I try not to spend a whole lot of time here feeling sorry for myself, or bitching about how hard my life has been since my diagnosis. The truth is, most of the time I feel great – physically and emotionally. Still there are those (thankfully) rare occasions when I want to scream and break things. There are times when I cry. Hard.
Yesterday was one of those days. The details don’t much matter. Let’s just say that to my mind, there are few things more painful for a survivor than feeling unsupported, feeling that people you expect to “have your back” don’t quite recognize the shit storm that life after cancer can be.
But thank the gods for great husbands, running shoes and iPods. After an unplanned evening run, my equilibrium was restored and I managed to wake up this morning and fight another day.
Life is funny, though, and no sooner did I return from my long day in court this afternoon than I learned that one of my most beloved fellow warriors was, just last night, in the grip of her own version of the survivor’s shit storm. It simultaneously breaks and warms my heart: I recognize the commonality of our struggles, and I want nothing more than to hug her and let her know that I really, truly understand, to relieve some of her suffering. But at the same time, I feel the way in which our shared adversity actually gives me strength.

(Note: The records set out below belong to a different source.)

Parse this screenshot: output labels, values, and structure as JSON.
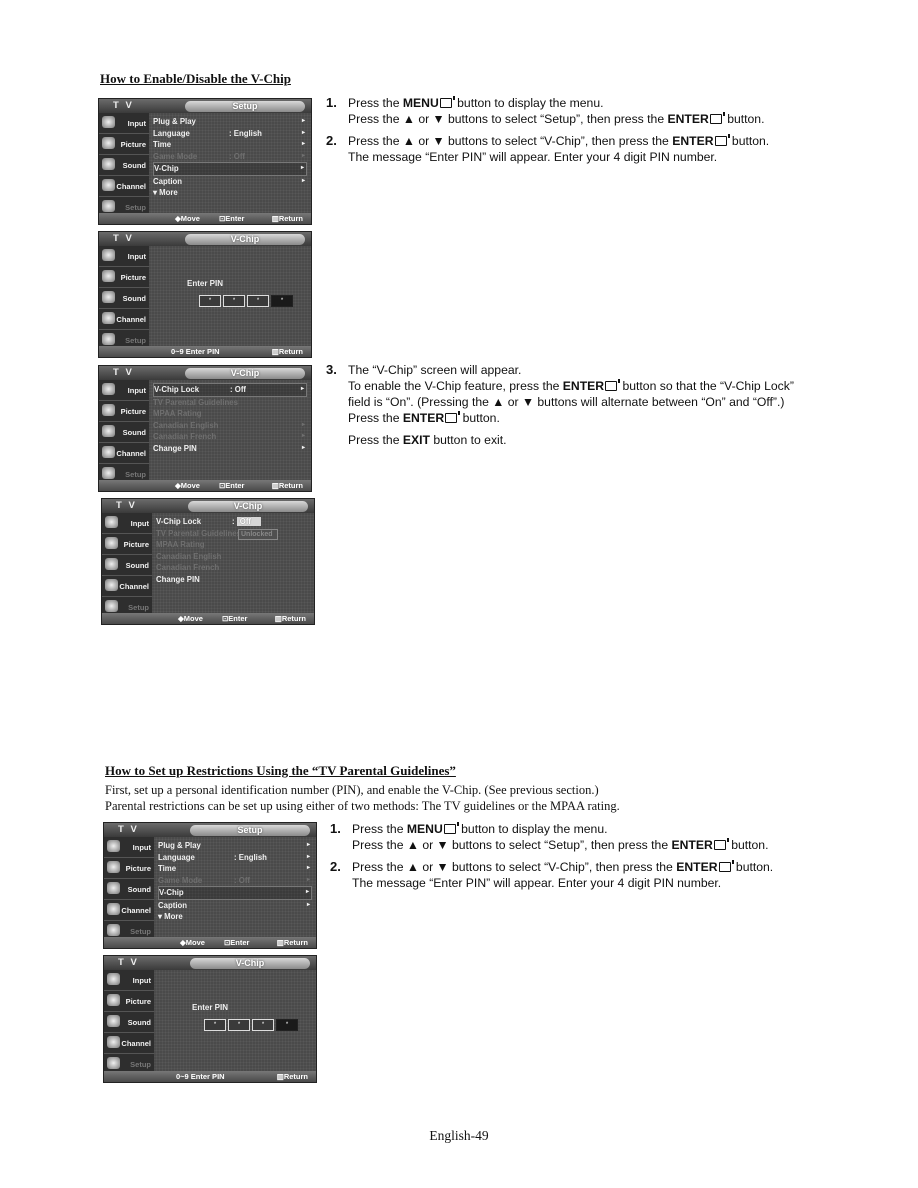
{
  "section1": {
    "title": "How to Enable/Disable the V-Chip",
    "steps_a": [
      {
        "num": "1.",
        "lines": [
          {
            "pre": "Press the ",
            "bold": "MENU",
            "post": " button to display the menu."
          },
          {
            "pre": "Press the ▲ or ▼ buttons to select “Setup”, then press the ",
            "bold": "ENTER",
            "post": " button."
          }
        ]
      },
      {
        "num": "2.",
        "lines": [
          {
            "pre": "Press the ▲ or ▼ buttons to select “V-Chip”, then press the ",
            "bold": "ENTER",
            "post": " button."
          },
          {
            "pre": "The message “Enter PIN” will appear. Enter your 4 digit PIN number.",
            "bold": "",
            "post": ""
          }
        ]
      }
    ],
    "step3": {
      "num": "3.",
      "line1": "The “V-Chip” screen will appear.",
      "line2_pre": "To enable the V-Chip feature, press the ",
      "line2_bold": "ENTER",
      "line2_post": " button so that the “V-Chip Lock”",
      "line3": "field is “On”. (Pressing the ▲ or ▼ buttons will alternate between “On” and “Off”.)",
      "line4_pre": "Press the ",
      "line4_bold": "ENTER",
      "line4_post": " button.",
      "line5_pre": "Press the ",
      "line5_bold": "EXIT",
      "line5_post": " button to exit."
    }
  },
  "section2": {
    "title": "How to Set up Restrictions Using the “TV Parental Guidelines”",
    "intro1": "First, set up a personal identification number (PIN), and enable the V-Chip. (See previous section.)",
    "intro2": "Parental restrictions can be set up using either of two methods: The TV guidelines or the MPAA rating.",
    "steps": [
      {
        "num": "1.",
        "lines": [
          {
            "pre": "Press the ",
            "bold": "MENU",
            "post": " button to display the menu."
          },
          {
            "pre": "Press the ▲ or ▼ buttons to select “Setup”, then press the ",
            "bold": "ENTER",
            "post": " button."
          }
        ]
      },
      {
        "num": "2.",
        "lines": [
          {
            "pre": "Press the ▲ or ▼ buttons to select “V-Chip”, then press the ",
            "bold": "ENTER",
            "post": " button."
          },
          {
            "pre": "The message “Enter PIN” will appear. Enter your 4 digit PIN number.",
            "bold": "",
            "post": ""
          }
        ]
      }
    ]
  },
  "osd_common": {
    "tv_label": "T V",
    "sidebar": [
      "Input",
      "Picture",
      "Sound",
      "Channel",
      "Setup"
    ],
    "hint_move": "◆Move",
    "hint_enter": "Enter",
    "hint_return": "Return",
    "hint_pin": "0~9 Enter PIN",
    "arrow": "▸"
  },
  "screens": {
    "setup": {
      "title": "Setup",
      "rows": [
        {
          "label": "Plug & Play",
          "value": "",
          "arrow": true,
          "dim": false
        },
        {
          "label": "Language",
          "value": ": English",
          "arrow": true,
          "dim": false
        },
        {
          "label": "Time",
          "value": "",
          "arrow": true,
          "dim": false
        },
        {
          "label": "Game Mode",
          "value": ": Off",
          "arrow": true,
          "dim": true
        },
        {
          "label": "V-Chip",
          "value": "",
          "arrow": true,
          "dim": false,
          "selected": true
        },
        {
          "label": "Caption",
          "value": "",
          "arrow": true,
          "dim": false
        },
        {
          "label": "▾ More",
          "value": "",
          "arrow": false,
          "dim": false
        }
      ]
    },
    "pin": {
      "title": "V-Chip",
      "label": "Enter PIN",
      "boxes": [
        "*",
        "*",
        "*",
        "*"
      ]
    },
    "vchip": {
      "title": "V-Chip",
      "rows": [
        {
          "label": "V-Chip Lock",
          "value": ": Off",
          "arrow": true,
          "dim": false,
          "selected": true
        },
        {
          "label": "TV Parental Guidelines",
          "value": "",
          "arrow": false,
          "dim": true
        },
        {
          "label": "MPAA Rating",
          "value": "",
          "arrow": false,
          "dim": true
        },
        {
          "label": "Canadian English",
          "value": "",
          "arrow": true,
          "dim": true
        },
        {
          "label": "Canadian French",
          "value": "",
          "arrow": true,
          "dim": true
        },
        {
          "label": "Change PIN",
          "value": "",
          "arrow": true,
          "dim": false
        }
      ]
    },
    "vchip_open": {
      "title": "V-Chip",
      "lock_label": "V-Chip Lock",
      "lock_value": "Off",
      "dropdown_option": "Unlocked",
      "rows": [
        {
          "label": "TV Parental Guidelines",
          "dim": true
        },
        {
          "label": "MPAA Rating",
          "dim": true
        },
        {
          "label": "Canadian English",
          "dim": true
        },
        {
          "label": "Canadian French",
          "dim": true
        },
        {
          "label": "Change PIN",
          "dim": false
        }
      ]
    }
  },
  "footer": {
    "page": "English-49"
  }
}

Little more than twenty-four hours ago, it felt like everything that I have endeavored to do over the course of my recovery has been an illusion. No matter how many miles I log on my bike or in my sneaks, I will never be able to bear a child. No matter how many rocks I climb, I will never escape my genetic mutation. No matter how many hours I sit and write and reflect, no matter how many people on Facebook “like” my posts, I will never be able to avoid going for GI scopes and check-ups and blood work. It will never end, and it will never change.
Yesterday, a creeping blackness descended; by day’s end, my heart hurt. Other than my valiant husband at my side, I felt completely alone. Most days, I want to in some way forget about my cancer. Yesterday, in my despair, what I really needed was a phalanx of love and support surrounding me. I needed to know that the most important people in my life understand in some fundamental way how fucking hard and painful so much of the last two-plus years has been.
The last thing I want is for my fellow fighters to be suffering, falling prey to the emotional undertow that is an inevitable part of survivorship. For all of them, I want nothing but love and strength and positivity. But I am not so naive. Instead, what buoys me, at the end of the day, and in those moments of darkness, is feeling everything that binds us together and allows us to keep moving forward, in spite of it all.